## Records for this task:
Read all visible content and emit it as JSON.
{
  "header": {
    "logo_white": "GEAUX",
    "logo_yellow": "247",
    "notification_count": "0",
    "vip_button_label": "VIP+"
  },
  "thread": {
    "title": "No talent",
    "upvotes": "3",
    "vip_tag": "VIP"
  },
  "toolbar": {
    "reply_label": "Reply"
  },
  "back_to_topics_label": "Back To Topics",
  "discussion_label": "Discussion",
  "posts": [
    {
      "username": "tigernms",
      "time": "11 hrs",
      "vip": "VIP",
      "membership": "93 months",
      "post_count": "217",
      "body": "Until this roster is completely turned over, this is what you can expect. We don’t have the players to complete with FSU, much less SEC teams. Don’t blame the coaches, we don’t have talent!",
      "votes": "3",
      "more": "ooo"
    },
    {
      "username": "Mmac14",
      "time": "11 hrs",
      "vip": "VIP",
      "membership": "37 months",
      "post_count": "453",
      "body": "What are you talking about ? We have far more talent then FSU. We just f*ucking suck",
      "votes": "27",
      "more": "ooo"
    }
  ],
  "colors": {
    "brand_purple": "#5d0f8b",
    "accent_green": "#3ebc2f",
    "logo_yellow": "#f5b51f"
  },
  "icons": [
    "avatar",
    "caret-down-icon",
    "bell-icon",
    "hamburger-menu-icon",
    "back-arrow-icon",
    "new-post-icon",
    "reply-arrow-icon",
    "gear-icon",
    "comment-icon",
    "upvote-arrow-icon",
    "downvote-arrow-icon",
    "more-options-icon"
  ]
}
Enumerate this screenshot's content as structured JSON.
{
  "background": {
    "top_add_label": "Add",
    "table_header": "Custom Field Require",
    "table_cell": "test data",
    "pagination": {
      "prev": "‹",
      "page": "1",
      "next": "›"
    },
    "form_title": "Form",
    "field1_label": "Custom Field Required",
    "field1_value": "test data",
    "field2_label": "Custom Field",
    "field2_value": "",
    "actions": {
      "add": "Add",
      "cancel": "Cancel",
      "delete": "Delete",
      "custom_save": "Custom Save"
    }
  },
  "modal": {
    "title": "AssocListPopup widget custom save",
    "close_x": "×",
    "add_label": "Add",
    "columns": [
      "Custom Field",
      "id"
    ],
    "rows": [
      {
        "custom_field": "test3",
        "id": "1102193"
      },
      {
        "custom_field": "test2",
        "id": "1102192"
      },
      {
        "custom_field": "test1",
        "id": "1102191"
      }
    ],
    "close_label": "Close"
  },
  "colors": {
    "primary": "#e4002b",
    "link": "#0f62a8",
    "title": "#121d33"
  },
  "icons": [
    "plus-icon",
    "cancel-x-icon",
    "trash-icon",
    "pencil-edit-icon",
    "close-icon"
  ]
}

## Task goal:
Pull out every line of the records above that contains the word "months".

## Result for this exercise:
      "membership": "93 months",
      "membership": "37 months",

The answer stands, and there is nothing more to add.